### [Work order]
What the task requires is each entry, restated exactly.
──────────
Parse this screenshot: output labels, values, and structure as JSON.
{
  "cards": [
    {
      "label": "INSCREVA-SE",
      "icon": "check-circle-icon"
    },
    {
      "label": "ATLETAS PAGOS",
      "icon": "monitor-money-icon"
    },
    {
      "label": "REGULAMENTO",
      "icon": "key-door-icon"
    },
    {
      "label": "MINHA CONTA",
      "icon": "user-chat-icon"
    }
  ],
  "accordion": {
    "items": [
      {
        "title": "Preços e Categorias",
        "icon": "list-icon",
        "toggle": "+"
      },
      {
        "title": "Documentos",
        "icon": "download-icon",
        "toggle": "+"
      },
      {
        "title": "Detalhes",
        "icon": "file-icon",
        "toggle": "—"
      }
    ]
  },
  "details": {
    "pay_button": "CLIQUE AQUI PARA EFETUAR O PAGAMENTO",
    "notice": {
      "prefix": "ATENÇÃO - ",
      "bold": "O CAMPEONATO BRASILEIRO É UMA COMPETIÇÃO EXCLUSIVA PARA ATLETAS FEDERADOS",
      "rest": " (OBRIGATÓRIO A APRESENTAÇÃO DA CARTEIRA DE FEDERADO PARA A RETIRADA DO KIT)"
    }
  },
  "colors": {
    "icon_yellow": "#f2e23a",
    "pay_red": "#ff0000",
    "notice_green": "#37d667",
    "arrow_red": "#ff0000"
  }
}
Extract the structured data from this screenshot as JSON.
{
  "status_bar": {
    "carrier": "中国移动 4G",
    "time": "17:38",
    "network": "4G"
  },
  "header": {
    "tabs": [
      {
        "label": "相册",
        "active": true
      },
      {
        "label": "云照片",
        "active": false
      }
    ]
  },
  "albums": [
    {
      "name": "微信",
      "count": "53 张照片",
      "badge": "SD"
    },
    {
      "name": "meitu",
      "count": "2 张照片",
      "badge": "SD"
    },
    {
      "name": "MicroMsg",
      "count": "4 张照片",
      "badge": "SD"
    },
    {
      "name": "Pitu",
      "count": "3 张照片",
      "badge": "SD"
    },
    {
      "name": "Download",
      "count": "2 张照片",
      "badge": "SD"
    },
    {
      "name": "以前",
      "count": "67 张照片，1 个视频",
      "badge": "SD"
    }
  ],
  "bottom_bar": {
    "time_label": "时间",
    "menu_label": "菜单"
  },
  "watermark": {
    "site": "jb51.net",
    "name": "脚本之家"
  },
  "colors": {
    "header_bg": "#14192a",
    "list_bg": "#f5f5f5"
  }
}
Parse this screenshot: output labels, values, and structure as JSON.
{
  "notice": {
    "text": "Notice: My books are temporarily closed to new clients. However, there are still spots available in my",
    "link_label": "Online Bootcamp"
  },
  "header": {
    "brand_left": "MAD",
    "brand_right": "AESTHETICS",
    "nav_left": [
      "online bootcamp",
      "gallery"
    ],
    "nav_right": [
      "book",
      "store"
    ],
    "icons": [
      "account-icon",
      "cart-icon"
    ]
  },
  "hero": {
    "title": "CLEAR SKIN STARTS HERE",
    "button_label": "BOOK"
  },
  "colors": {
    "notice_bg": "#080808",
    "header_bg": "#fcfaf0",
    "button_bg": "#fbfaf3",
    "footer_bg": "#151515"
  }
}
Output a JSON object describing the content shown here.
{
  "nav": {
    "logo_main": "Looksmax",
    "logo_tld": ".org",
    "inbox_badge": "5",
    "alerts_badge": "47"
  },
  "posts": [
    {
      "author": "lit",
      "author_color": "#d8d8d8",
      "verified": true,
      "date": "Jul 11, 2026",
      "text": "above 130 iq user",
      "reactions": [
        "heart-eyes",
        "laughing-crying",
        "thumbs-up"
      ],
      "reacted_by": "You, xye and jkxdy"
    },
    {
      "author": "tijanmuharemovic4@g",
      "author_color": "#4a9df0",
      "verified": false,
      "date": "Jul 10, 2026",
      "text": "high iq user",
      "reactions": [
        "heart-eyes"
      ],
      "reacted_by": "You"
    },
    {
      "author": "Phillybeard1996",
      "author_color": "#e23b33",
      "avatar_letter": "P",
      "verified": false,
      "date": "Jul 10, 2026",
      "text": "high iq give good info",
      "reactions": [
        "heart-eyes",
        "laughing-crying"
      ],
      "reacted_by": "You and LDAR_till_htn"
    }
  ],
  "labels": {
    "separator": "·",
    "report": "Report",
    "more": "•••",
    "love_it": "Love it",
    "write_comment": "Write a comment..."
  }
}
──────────
### [Result for this exercise]
Parse this screenshot: output labels, values, and structure as JSON.
{
  "cards": [
    {
      "label": "INSCREVA-SE",
      "icon": "check-circle-icon"
    },
    {
      "label": "ATLETAS PAGOS",
      "icon": "monitor-money-icon"
    },
    {
      "label": "REGULAMENTO",
      "icon": "key-door-icon"
    },
    {
      "label": "MINHA CONTA",
      "icon": "user-chat-icon"
    }
  ],
  "accordion": {
    "items": [
      {
        "title": "Preços e Categorias",
        "icon": "list-icon",
        "toggle": "+"
      },
      {
        "title": "Documentos",
        "icon": "download-icon",
        "toggle": "+"
      },
      {
        "title": "Detalhes",
        "icon": "file-icon",
        "toggle": "—"
      }
    ]
  },
  "details": {
    "pay_button": "CLIQUE AQUI PARA EFETUAR O PAGAMENTO",
    "notice": {
      "prefix": "ATENÇÃO - ",
      "bold": "O CAMPEONATO BRASILEIRO É UMA COMPETIÇÃO EXCLUSIVA PARA ATLETAS FEDERADOS",
      "rest": " (OBRIGATÓRIO A APRESENTAÇÃO DA CARTEIRA DE FEDERADO PARA A RETIRADA DO KIT)"
    }
  },
  "colors": {
    "icon_yellow": "#f2e23a",
    "pay_red": "#ff0000",
    "notice_green": "#37d667",
    "arrow_red": "#ff0000"
  }
}
Extract the structured data from this screenshot as JSON.
{
  "status_bar": {
    "carrier": "中国移动 4G",
    "time": "17:38",
    "network": "4G"
  },
  "header": {
    "tabs": [
      {
        "label": "相册",
        "active": true
      },
      {
        "label": "云照片",
        "active": false
      }
    ]
  },
  "albums": [
    {
      "name": "微信",
      "count": "53 张照片",
      "badge": "SD"
    },
    {
      "name": "meitu",
      "count": "2 张照片",
      "badge": "SD"
    },
    {
      "name": "MicroMsg",
      "count": "4 张照片",
      "badge": "SD"
    },
    {
      "name": "Pitu",
      "count": "3 张照片",
      "badge": "SD"
    },
    {
      "name": "Download",
      "count": "2 张照片",
      "badge": "SD"
    },
    {
      "name": "以前",
      "count": "67 张照片，1 个视频",
      "badge": "SD"
    }
  ],
  "bottom_bar": {
    "time_label": "时间",
    "menu_label": "菜单"
  },
  "watermark": {
    "site": "jb51.net",
    "name": "脚本之家"
  },
  "colors": {
    "header_bg": "#14192a",
    "list_bg": "#f5f5f5"
  }
}
Parse this screenshot: output labels, values, and structure as JSON.
{
  "notice": {
    "text": "Notice: My books are temporarily closed to new clients. However, there are still spots available in my",
    "link_label": "Online Bootcamp"
  },
  "header": {
    "brand_left": "MAD",
    "brand_right": "AESTHETICS",
    "nav_left": [
      "online bootcamp",
      "gallery"
    ],
    "nav_right": [
      "book",
      "store"
    ],
    "icons": [
      "account-icon",
      "cart-icon"
    ]
  },
  "hero": {
    "title": "CLEAR SKIN STARTS HERE",
    "button_label": "BOOK"
  },
  "colors": {
    "notice_bg": "#080808",
    "header_bg": "#fcfaf0",
    "button_bg": "#fbfaf3",
    "footer_bg": "#151515"
  }
}
Output a JSON object describing the content shown here.
{
  "nav": {
    "logo_main": "Looksmax",
    "logo_tld": ".org",
    "inbox_badge": "5",
    "alerts_badge": "47"
  },
  "posts": [
    {
      "author": "lit",
      "author_color": "#d8d8d8",
      "verified": true,
      "date": "Jul 11, 2026",
      "text": "above 130 iq user",
      "reactions": [
        "heart-eyes",
        "laughing-crying",
        "thumbs-up"
      ],
      "reacted_by": "You, xye and jkxdy"
    },
    {
      "author": "tijanmuharemovic4@g",
      "author_color": "#4a9df0",
      "verified": false,
      "date": "Jul 10, 2026",
      "text": "high iq user",
      "reactions": [
        "heart-eyes"
      ],
      "reacted_by": "You"
    },
    {
      "author": "Phillybeard1996",
      "author_color": "#e23b33",
      "avatar_letter": "P",
      "verified": false,
      "date": "Jul 10, 2026",
      "text": "high iq give good info",
      "reactions": [
        "heart-eyes",
        "laughing-crying"
      ],
      "reacted_by": "You and LDAR_till_htn"
    }
  ],
  "labels": {
    "separator": "·",
    "report": "Report",
    "more": "•••",
    "love_it": "Love it",
    "write_comment": "Write a comment..."
  }
}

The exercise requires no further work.